Moscow may be a mega-city, but it generally seems to lag behind in terms of contemporary art. We look at the local offering, focusing on the Winzavod wasteland galleries.
Even though more and more Muscovites find it hard to associate Moscow with a particular continent today, it is still very much a European city, according to the geography books – and is even the biggest of them, with a population of 12 million. The metropolis is famous for its magnificent architecture and museums, like the Tretyakov Gallery and the Pushkin Museum. But what about contemporary art?
The Garage: an international symbol
While Moscow and St Petersburg have been long-time rivals concerning what is now "old" art ever since the city by the Baltic was founded in 1703 by Peter the Great, the contemporary Russian scene is firmly concentrated in Moscow. The Garage, in the heart of Gorky Park, is the first place that springs to mind. It was created in 2008 at the initiative of the collector Daria Joukova, married at the time to Russian millionaire Roman Abramovich. This historical constructivist building of 1927, once a bus depot (hence its name), was converted into a contemporary art centre, which opened with an exhibition by Ilya and Emilia Kabakov. Though Ukrainian by birth, Ilya Kabakov was a key figure in the Soviet underground scene before emigrating to the US, and for foreigners is still the best-known figure in "Russian" contemporary art. The Garage left its original home in 2011 for its current setting: a Soviet-era cuboid building of 5,400 m² redesigned by Rem Koolhaas, and now decked out in semi-transparent polymer. Since then it has hosted a string of exhibitions, mainly given over to big names in international – and essentially Western – contemporary art.
Winzavod: a wasteland full of galleries
Compared with the Garage, the Russian gallery scene is somewhat in the shade. It is mainly concentrated in the industrial wasteland of Winzavod, created exactly ten years ago. Very close to Moscow's hypercentre, it lies between railway lines in a totally charmless urban environment. Galleries and contemporary art centres generally appreciate this type of area, which provides them with a welcome sense of togetherness in their cultural segregation, and this is even more the case in Russia. In a country where contemporary art still faces consistently fierce criticism and even aggression, it is prudent to keep a distance.
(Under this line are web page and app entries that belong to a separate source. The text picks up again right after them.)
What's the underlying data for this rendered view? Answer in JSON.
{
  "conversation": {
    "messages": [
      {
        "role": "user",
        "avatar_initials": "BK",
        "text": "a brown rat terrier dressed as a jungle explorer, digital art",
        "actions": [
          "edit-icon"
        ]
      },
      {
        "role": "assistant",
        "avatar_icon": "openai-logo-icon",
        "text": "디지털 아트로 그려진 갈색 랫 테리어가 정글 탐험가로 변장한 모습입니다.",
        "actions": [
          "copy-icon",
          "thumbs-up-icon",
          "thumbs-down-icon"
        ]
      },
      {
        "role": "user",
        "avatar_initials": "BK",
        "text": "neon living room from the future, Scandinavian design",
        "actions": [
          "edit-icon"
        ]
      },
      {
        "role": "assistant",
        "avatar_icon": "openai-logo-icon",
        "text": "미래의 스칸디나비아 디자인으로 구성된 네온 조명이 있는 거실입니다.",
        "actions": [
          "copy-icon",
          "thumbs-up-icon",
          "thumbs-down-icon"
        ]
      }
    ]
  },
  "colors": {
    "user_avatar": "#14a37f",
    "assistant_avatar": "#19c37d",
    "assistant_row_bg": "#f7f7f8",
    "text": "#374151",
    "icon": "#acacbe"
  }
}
Winzavod's central courtyard is surrounded by a varied group of creative activities: artists' workshops, design stores, a bookshop and cafés. In this respect, Winzavod is certainly Moscow's main gallery district, rather like Chelsea in New York (though on a much smaller scale) or the Marais in Paris. In a little leaflet printed in Russian and English, provided free by the various establishments, we learn that the zone boasts no fewer than eleven contemporary art galleries.
The limits of a model
However, a tour of these galleries reveals some huge differences, and in Western eyes not all of them would fall into the "contemporary art" category. Too often they lack a grasp of current codes, or the commercial aspect takes enormous precedence over the cultural and aesthetic content. Some displays feature chromolithography rather than contemporary art per se. Amazingly enough, several galleries were shut on the day of our visit – a Saturday afternoon – though they weren't in the process of moving in and a notice announced the owner's return shortly. Equally astonishingly, nobody who greeted us spoke English: a state of affairs making it hard to even attempt communication with most foreign visitors – not that there were very many. While Winzavod is relatively affluent, the visitors are extremely young: not potential collectors, as might be hoped, but mainly students – female students, to be precise. The fact is that in Russia, involvement with contemporary art seems highly gender-biased, falling essentially to women. Potential collectors are all the fewer on the ground as many wealthy Russians live (at least partly) in London, and this is where they buy their art works, depriving their national market of their custom. This affects not only Russian galleries, but also the country's artists. Because of low demand, some small galleries seem keen to attract potential customers by offering art that is "easy-to-consume". Others, in contrast, propose such radical pieces that any sale would be highly unlikely. Some of the Winzavod places seem like caricatures of the Berlin galleries that hone their image to sell solely at fairs. One sign of this influence is a Winzavod café called Kraftwerk ("power station" in German). However, two galleries stood out in no uncertain terms for the quality of their (huge) spaces and their hangs, decidedly meeting the requirements for good international contemporary art galleries. Pop/off/art featured the hyperrealistic works of Ukrainian-born Sergey Geta, while the Regina Gallery exhibited the work of another Ukrainian, Stas Volyazlovsky (who died recently), clearly influenced by Underground, Punk and –yes – Berlin. But the Moscow gallery scene would still gain from looking to the West – London, Paris and New York, obviously – if it wants to significantly boost its market.